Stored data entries
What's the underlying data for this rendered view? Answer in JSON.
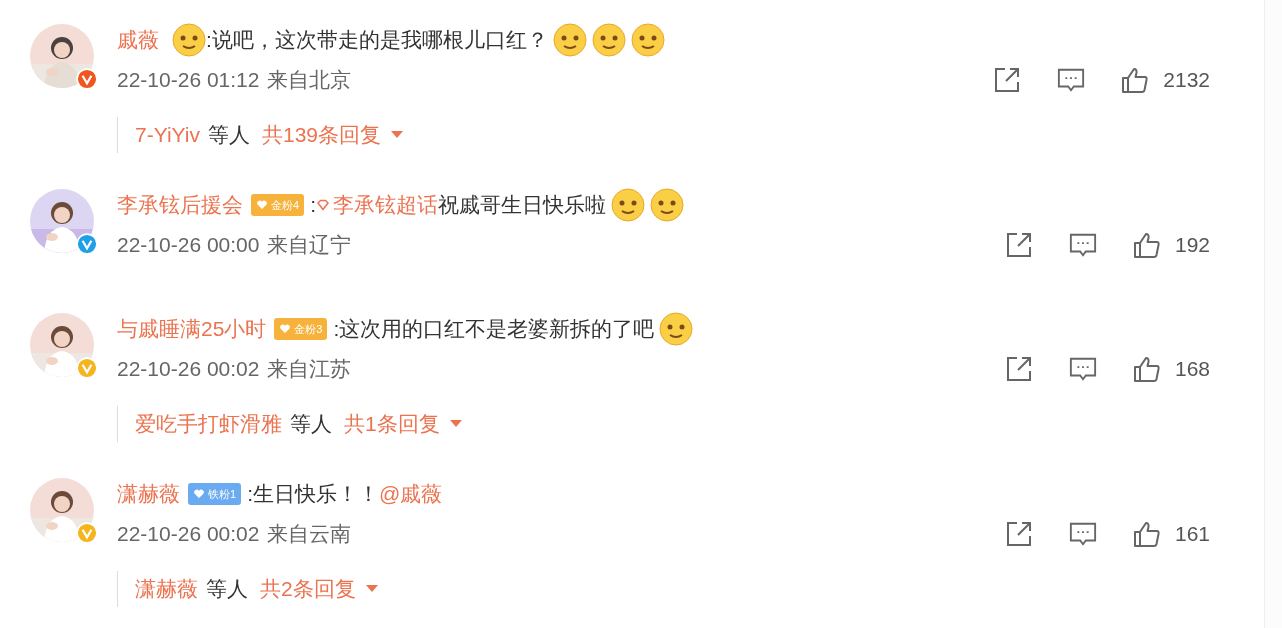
{
  "comments": [
    {
      "name": "戚薇",
      "verified": {
        "color": "#f0561d"
      },
      "content": [
        {
          "kind": "emoji"
        },
        {
          "kind": "text",
          "text": ":说吧，这次带走的是我哪根儿口红？"
        },
        {
          "kind": "emoji"
        },
        {
          "kind": "emoji"
        },
        {
          "kind": "emoji"
        }
      ],
      "time": "22-10-26 01:12",
      "source": "来自北京",
      "likes": "2132",
      "replies": {
        "names": "7-YiYiv",
        "others": "等人",
        "total": "共139条回复"
      }
    },
    {
      "name": "李承铉后援会",
      "verified": {
        "color": "#1e9fe8"
      },
      "badge": {
        "label": "金粉4",
        "color": "#f7b23b"
      },
      "content": [
        {
          "kind": "text",
          "text": ":"
        },
        {
          "kind": "topic",
          "text": "李承铉超话"
        },
        {
          "kind": "text",
          "text": "祝戚哥生日快乐啦"
        },
        {
          "kind": "emoji"
        },
        {
          "kind": "emoji"
        }
      ],
      "time": "22-10-26 00:00",
      "source": "来自辽宁",
      "likes": "192"
    },
    {
      "name": "与戚睡满25小时",
      "verified": {
        "color": "#f5b51e"
      },
      "badge": {
        "label": "金粉3",
        "color": "#f7b23b"
      },
      "content": [
        {
          "kind": "text",
          "text": ":这次用的口红不是老婆新拆的了吧"
        },
        {
          "kind": "emoji"
        }
      ],
      "time": "22-10-26 00:02",
      "source": "来自江苏",
      "likes": "168",
      "replies": {
        "names": "爱吃手打虾滑雅",
        "others": "等人",
        "total": "共1条回复"
      }
    },
    {
      "name": "潇赫薇",
      "verified": {
        "color": "#f5b51e"
      },
      "badge": {
        "label": "铁粉1",
        "color": "#6aaaf0"
      },
      "content": [
        {
          "kind": "text",
          "text": ":生日快乐！！"
        },
        {
          "kind": "mention",
          "text": "@戚薇"
        }
      ],
      "time": "22-10-26 00:02",
      "source": "来自云南",
      "likes": "161",
      "replies": {
        "names": "潇赫薇",
        "others": "等人",
        "total": "共2条回复"
      }
    }
  ]
}
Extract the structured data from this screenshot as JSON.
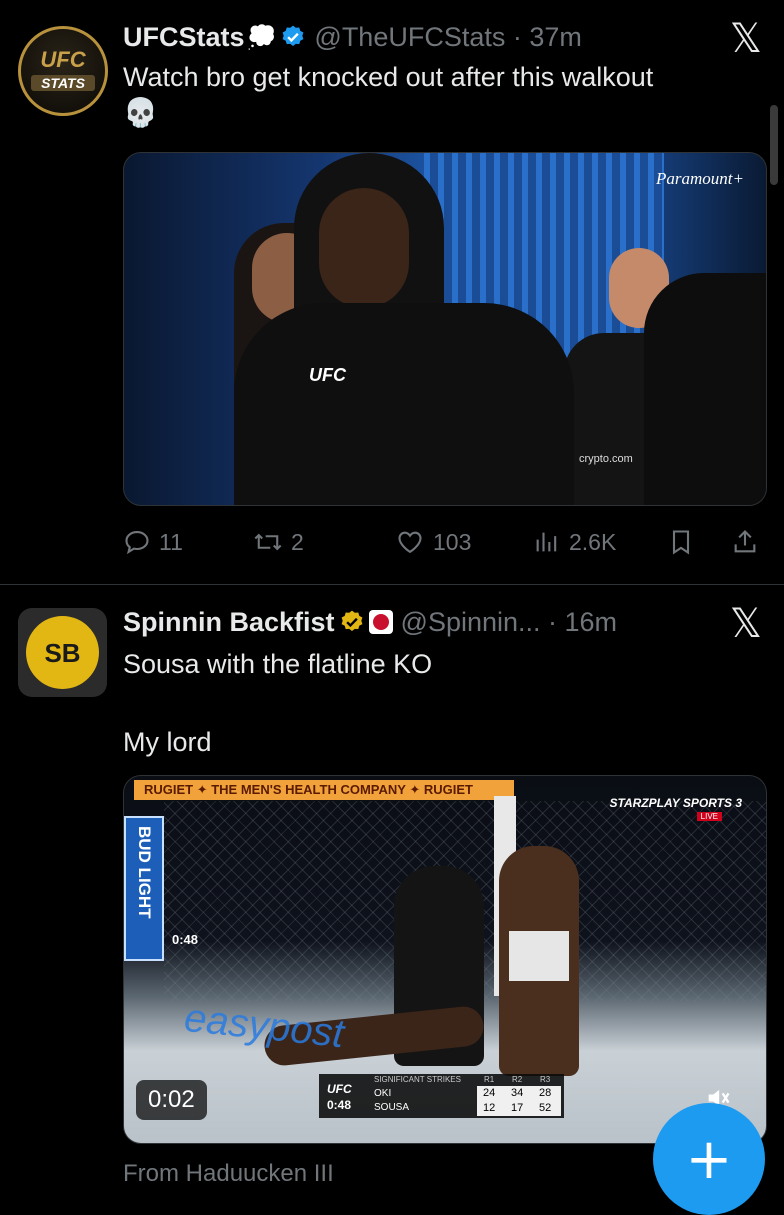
{
  "tweets": [
    {
      "name": "UFCStats",
      "name_emoji": "💭",
      "handle": "@TheUFCStats",
      "time": "37m",
      "text_line1": "Watch bro get knocked out after this walkout",
      "text_emoji": "💀",
      "avatar_text_top": "UFC",
      "avatar_text_bottom": "STATS",
      "media_labels": {
        "brand": "Paramount+",
        "jacket": "UFC",
        "sponsor": "crypto.com"
      },
      "actions": {
        "replies": "11",
        "reposts": "2",
        "likes": "103",
        "views": "2.6K"
      }
    },
    {
      "name": "Spinnin Backfist",
      "handle": "@Spinnin...",
      "time": "16m",
      "text_line1": "Sousa with the flatline KO",
      "text_line2": "My lord",
      "avatar_text": "SB",
      "media_labels": {
        "banner": "RUGIET ✦ THE MEN'S HEALTH COMPANY ✦ RUGIET",
        "side": "BUD LIGHT",
        "broadcaster": "STARZPLAY SPORTS 3",
        "live": "LIVE",
        "clock": "0:48",
        "easypost": "easypost",
        "score_title": "SIGNIFICANT STRIKES",
        "rounds": [
          "R1",
          "R2",
          "R3"
        ],
        "ufc_logo": "UFC",
        "ufc_time": "0:48",
        "fighter1": "OKI",
        "fighter2": "SOUSA",
        "f1_scores": [
          "24",
          "34",
          "28"
        ],
        "f2_scores": [
          "12",
          "17",
          "52"
        ]
      },
      "video_time": "0:02",
      "attribution": "From Haduucken III"
    }
  ],
  "fab_label": "+",
  "icons": [
    "reply-icon",
    "repost-icon",
    "like-icon",
    "views-icon",
    "bookmark-icon",
    "share-icon",
    "x-logo-icon",
    "verified-icon",
    "mute-icon"
  ],
  "colors": {
    "accent": "#1d9bf0",
    "muted": "#71767b",
    "gold": "#e2b714"
  }
}
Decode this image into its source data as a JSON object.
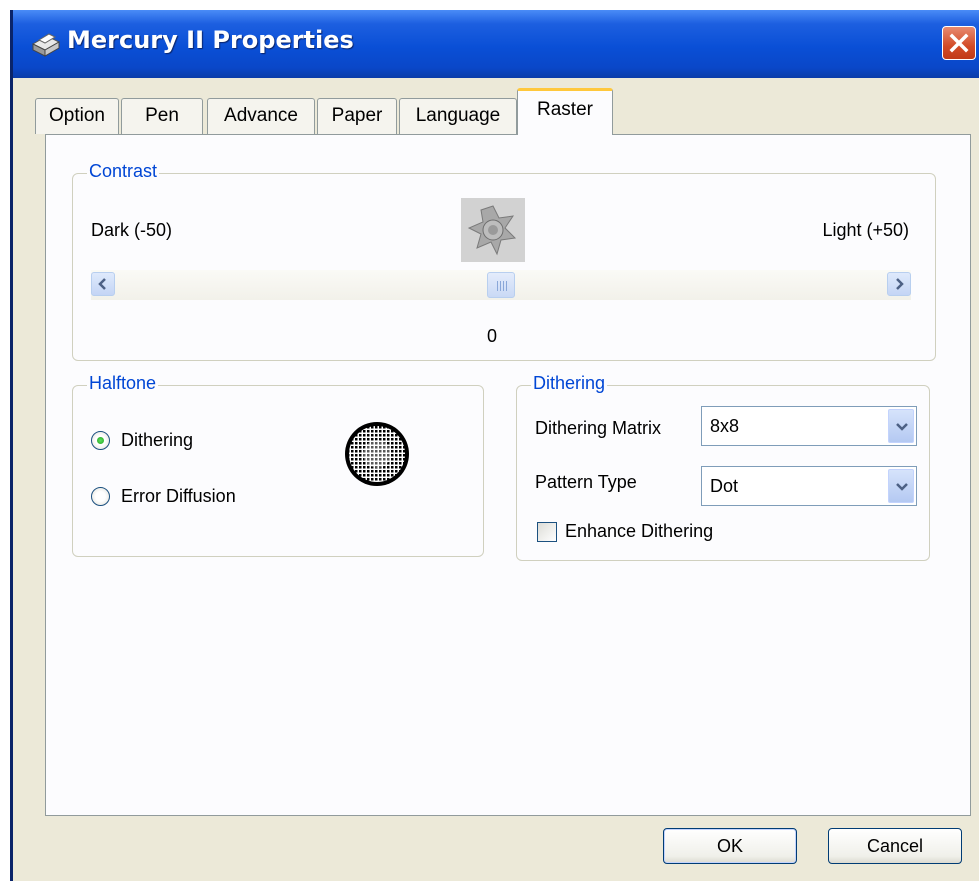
{
  "window": {
    "title": "Mercury II Properties"
  },
  "tabs": [
    {
      "label": "Option",
      "active": false
    },
    {
      "label": "Pen",
      "active": false
    },
    {
      "label": "Advance",
      "active": false
    },
    {
      "label": "Paper",
      "active": false
    },
    {
      "label": "Language",
      "active": false
    },
    {
      "label": "Raster",
      "active": true
    }
  ],
  "contrast": {
    "legend": "Contrast",
    "dark_label": "Dark (-50)",
    "light_label": "Light (+50)",
    "value": "0",
    "slider_min": -50,
    "slider_max": 50,
    "slider_value": 0
  },
  "halftone": {
    "legend": "Halftone",
    "options": [
      {
        "label": "Dithering",
        "checked": true
      },
      {
        "label": "Error Diffusion",
        "checked": false
      }
    ]
  },
  "dithering": {
    "legend": "Dithering",
    "matrix_label": "Dithering Matrix",
    "matrix_value": "8x8",
    "pattern_label": "Pattern Type",
    "pattern_value": "Dot",
    "enhance_label": "Enhance Dithering",
    "enhance_checked": false
  },
  "buttons": {
    "ok": "OK",
    "cancel": "Cancel"
  },
  "colors": {
    "title_bar": "#0a47c8",
    "legend_text": "#0046d5",
    "active_tab_accent": "#ffc83c",
    "close_button": "#d24b27"
  }
}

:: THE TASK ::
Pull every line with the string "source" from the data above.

:: ANSWER SECTION ::
      "source": "来自北京",
      "source": "来自辽宁",
      "source": "来自江苏",
      "source": "来自云南",
Decode this image into its source data as a JSON object.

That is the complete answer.